Items from a dataset:
^^^^^^^^
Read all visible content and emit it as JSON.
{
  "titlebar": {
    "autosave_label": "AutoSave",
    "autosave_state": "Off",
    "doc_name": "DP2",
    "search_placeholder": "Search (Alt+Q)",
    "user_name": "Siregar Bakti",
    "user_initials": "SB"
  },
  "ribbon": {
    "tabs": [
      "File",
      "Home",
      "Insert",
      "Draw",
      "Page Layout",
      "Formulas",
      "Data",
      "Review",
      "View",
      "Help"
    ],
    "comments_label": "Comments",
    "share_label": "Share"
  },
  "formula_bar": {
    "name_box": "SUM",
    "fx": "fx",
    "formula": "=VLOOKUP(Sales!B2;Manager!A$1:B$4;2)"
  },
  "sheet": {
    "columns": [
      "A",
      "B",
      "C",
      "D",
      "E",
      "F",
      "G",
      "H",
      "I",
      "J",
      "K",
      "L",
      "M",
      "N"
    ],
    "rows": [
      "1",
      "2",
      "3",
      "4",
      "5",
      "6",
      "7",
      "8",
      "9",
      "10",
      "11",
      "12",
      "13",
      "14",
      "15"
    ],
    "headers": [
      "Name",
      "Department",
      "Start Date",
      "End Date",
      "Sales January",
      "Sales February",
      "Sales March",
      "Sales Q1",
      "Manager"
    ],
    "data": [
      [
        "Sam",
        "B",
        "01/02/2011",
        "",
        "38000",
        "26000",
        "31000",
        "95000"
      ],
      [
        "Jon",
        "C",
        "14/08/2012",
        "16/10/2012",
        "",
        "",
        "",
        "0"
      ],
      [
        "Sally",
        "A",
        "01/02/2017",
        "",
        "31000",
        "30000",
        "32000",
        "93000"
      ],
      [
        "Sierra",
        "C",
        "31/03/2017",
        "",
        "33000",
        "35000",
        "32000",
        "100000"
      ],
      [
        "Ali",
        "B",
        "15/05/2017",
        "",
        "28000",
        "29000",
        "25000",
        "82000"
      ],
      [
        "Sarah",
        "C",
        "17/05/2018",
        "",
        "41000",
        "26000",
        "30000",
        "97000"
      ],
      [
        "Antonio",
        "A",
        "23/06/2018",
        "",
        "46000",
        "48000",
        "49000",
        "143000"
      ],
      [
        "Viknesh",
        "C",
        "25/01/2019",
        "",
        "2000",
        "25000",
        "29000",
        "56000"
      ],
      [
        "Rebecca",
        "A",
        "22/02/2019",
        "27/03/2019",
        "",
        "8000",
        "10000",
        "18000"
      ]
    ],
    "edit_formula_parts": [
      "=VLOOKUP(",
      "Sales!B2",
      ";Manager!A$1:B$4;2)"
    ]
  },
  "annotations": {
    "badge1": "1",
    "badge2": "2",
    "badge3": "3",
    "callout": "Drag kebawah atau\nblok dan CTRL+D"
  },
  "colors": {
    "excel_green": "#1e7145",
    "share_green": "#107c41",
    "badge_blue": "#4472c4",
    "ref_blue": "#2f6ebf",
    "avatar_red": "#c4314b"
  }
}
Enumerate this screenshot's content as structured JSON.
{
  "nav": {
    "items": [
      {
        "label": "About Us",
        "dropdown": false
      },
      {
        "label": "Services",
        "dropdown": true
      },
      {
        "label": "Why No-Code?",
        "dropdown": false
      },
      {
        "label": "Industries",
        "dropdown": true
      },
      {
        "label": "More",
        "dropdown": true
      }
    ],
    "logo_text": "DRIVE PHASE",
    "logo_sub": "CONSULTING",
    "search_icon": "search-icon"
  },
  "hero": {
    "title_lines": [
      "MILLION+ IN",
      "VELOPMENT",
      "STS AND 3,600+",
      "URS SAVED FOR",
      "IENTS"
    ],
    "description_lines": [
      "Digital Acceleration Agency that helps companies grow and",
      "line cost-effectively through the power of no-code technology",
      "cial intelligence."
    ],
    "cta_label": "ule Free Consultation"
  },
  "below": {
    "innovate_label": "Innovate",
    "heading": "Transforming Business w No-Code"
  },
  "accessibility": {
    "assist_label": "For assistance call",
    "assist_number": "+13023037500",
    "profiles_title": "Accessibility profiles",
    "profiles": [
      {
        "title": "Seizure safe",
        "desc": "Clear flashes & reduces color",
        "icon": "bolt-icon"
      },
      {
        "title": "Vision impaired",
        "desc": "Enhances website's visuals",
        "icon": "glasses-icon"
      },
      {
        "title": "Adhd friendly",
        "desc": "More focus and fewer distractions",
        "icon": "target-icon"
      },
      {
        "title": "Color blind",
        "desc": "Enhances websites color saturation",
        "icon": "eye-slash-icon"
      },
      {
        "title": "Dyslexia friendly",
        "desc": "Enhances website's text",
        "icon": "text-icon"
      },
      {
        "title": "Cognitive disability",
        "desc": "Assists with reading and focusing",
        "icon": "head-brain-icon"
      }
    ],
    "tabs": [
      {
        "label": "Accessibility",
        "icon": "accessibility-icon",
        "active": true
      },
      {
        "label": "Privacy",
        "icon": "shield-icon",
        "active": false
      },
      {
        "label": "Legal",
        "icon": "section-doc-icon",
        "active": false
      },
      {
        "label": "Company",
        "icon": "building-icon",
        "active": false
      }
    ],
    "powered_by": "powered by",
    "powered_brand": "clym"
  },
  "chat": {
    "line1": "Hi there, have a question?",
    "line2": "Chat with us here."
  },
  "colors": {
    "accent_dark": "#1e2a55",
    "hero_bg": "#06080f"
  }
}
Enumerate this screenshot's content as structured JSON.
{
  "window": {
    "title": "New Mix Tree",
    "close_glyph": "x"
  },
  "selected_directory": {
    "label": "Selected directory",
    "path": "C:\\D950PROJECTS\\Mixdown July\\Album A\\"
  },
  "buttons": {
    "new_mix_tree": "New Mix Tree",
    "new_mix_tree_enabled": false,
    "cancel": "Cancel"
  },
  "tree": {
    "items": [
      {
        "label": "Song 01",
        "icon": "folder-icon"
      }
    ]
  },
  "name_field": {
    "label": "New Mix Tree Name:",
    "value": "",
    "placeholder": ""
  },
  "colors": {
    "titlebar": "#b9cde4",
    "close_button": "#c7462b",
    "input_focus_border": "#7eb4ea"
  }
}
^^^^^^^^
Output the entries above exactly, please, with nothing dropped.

◆ **ANSWER TO THIS TASK**:
Read all visible content and emit it as JSON.
{
  "titlebar": {
    "autosave_label": "AutoSave",
    "autosave_state": "Off",
    "doc_name": "DP2",
    "search_placeholder": "Search (Alt+Q)",
    "user_name": "Siregar Bakti",
    "user_initials": "SB"
  },
  "ribbon": {
    "tabs": [
      "File",
      "Home",
      "Insert",
      "Draw",
      "Page Layout",
      "Formulas",
      "Data",
      "Review",
      "View",
      "Help"
    ],
    "comments_label": "Comments",
    "share_label": "Share"
  },
  "formula_bar": {
    "name_box": "SUM",
    "fx": "fx",
    "formula": "=VLOOKUP(Sales!B2;Manager!A$1:B$4;2)"
  },
  "sheet": {
    "columns": [
      "A",
      "B",
      "C",
      "D",
      "E",
      "F",
      "G",
      "H",
      "I",
      "J",
      "K",
      "L",
      "M",
      "N"
    ],
    "rows": [
      "1",
      "2",
      "3",
      "4",
      "5",
      "6",
      "7",
      "8",
      "9",
      "10",
      "11",
      "12",
      "13",
      "14",
      "15"
    ],
    "headers": [
      "Name",
      "Department",
      "Start Date",
      "End Date",
      "Sales January",
      "Sales February",
      "Sales March",
      "Sales Q1",
      "Manager"
    ],
    "data": [
      [
        "Sam",
        "B",
        "01/02/2011",
        "",
        "38000",
        "26000",
        "31000",
        "95000"
      ],
      [
        "Jon",
        "C",
        "14/08/2012",
        "16/10/2012",
        "",
        "",
        "",
        "0"
      ],
      [
        "Sally",
        "A",
        "01/02/2017",
        "",
        "31000",
        "30000",
        "32000",
        "93000"
      ],
      [
        "Sierra",
        "C",
        "31/03/2017",
        "",
        "33000",
        "35000",
        "32000",
        "100000"
      ],
      [
        "Ali",
        "B",
        "15/05/2017",
        "",
        "28000",
        "29000",
        "25000",
        "82000"
      ],
      [
        "Sarah",
        "C",
        "17/05/2018",
        "",
        "41000",
        "26000",
        "30000",
        "97000"
      ],
      [
        "Antonio",
        "A",
        "23/06/2018",
        "",
        "46000",
        "48000",
        "49000",
        "143000"
      ],
      [
        "Viknesh",
        "C",
        "25/01/2019",
        "",
        "2000",
        "25000",
        "29000",
        "56000"
      ],
      [
        "Rebecca",
        "A",
        "22/02/2019",
        "27/03/2019",
        "",
        "8000",
        "10000",
        "18000"
      ]
    ],
    "edit_formula_parts": [
      "=VLOOKUP(",
      "Sales!B2",
      ";Manager!A$1:B$4;2)"
    ]
  },
  "annotations": {
    "badge1": "1",
    "badge2": "2",
    "badge3": "3",
    "callout": "Drag kebawah atau\nblok dan CTRL+D"
  },
  "colors": {
    "excel_green": "#1e7145",
    "share_green": "#107c41",
    "badge_blue": "#4472c4",
    "ref_blue": "#2f6ebf",
    "avatar_red": "#c4314b"
  }
}
Enumerate this screenshot's content as structured JSON.
{
  "nav": {
    "items": [
      {
        "label": "About Us",
        "dropdown": false
      },
      {
        "label": "Services",
        "dropdown": true
      },
      {
        "label": "Why No-Code?",
        "dropdown": false
      },
      {
        "label": "Industries",
        "dropdown": true
      },
      {
        "label": "More",
        "dropdown": true
      }
    ],
    "logo_text": "DRIVE PHASE",
    "logo_sub": "CONSULTING",
    "search_icon": "search-icon"
  },
  "hero": {
    "title_lines": [
      "MILLION+ IN",
      "VELOPMENT",
      "STS AND 3,600+",
      "URS SAVED FOR",
      "IENTS"
    ],
    "description_lines": [
      "Digital Acceleration Agency that helps companies grow and",
      "line cost-effectively through the power of no-code technology",
      "cial intelligence."
    ],
    "cta_label": "ule Free Consultation"
  },
  "below": {
    "innovate_label": "Innovate",
    "heading": "Transforming Business w No-Code"
  },
  "accessibility": {
    "assist_label": "For assistance call",
    "assist_number": "+13023037500",
    "profiles_title": "Accessibility profiles",
    "profiles": [
      {
        "title": "Seizure safe",
        "desc": "Clear flashes & reduces color",
        "icon": "bolt-icon"
      },
      {
        "title": "Vision impaired",
        "desc": "Enhances website's visuals",
        "icon": "glasses-icon"
      },
      {
        "title": "Adhd friendly",
        "desc": "More focus and fewer distractions",
        "icon": "target-icon"
      },
      {
        "title": "Color blind",
        "desc": "Enhances websites color saturation",
        "icon": "eye-slash-icon"
      },
      {
        "title": "Dyslexia friendly",
        "desc": "Enhances website's text",
        "icon": "text-icon"
      },
      {
        "title": "Cognitive disability",
        "desc": "Assists with reading and focusing",
        "icon": "head-brain-icon"
      }
    ],
    "tabs": [
      {
        "label": "Accessibility",
        "icon": "accessibility-icon",
        "active": true
      },
      {
        "label": "Privacy",
        "icon": "shield-icon",
        "active": false
      },
      {
        "label": "Legal",
        "icon": "section-doc-icon",
        "active": false
      },
      {
        "label": "Company",
        "icon": "building-icon",
        "active": false
      }
    ],
    "powered_by": "powered by",
    "powered_brand": "clym"
  },
  "chat": {
    "line1": "Hi there, have a question?",
    "line2": "Chat with us here."
  },
  "colors": {
    "accent_dark": "#1e2a55",
    "hero_bg": "#06080f"
  }
}
Enumerate this screenshot's content as structured JSON.
{
  "window": {
    "title": "New Mix Tree",
    "close_glyph": "x"
  },
  "selected_directory": {
    "label": "Selected directory",
    "path": "C:\\D950PROJECTS\\Mixdown July\\Album A\\"
  },
  "buttons": {
    "new_mix_tree": "New Mix Tree",
    "new_mix_tree_enabled": false,
    "cancel": "Cancel"
  },
  "tree": {
    "items": [
      {
        "label": "Song 01",
        "icon": "folder-icon"
      }
    ]
  },
  "name_field": {
    "label": "New Mix Tree Name:",
    "value": "",
    "placeholder": ""
  },
  "colors": {
    "titlebar": "#b9cde4",
    "close_button": "#c7462b",
    "input_focus_border": "#7eb4ea"
  }
}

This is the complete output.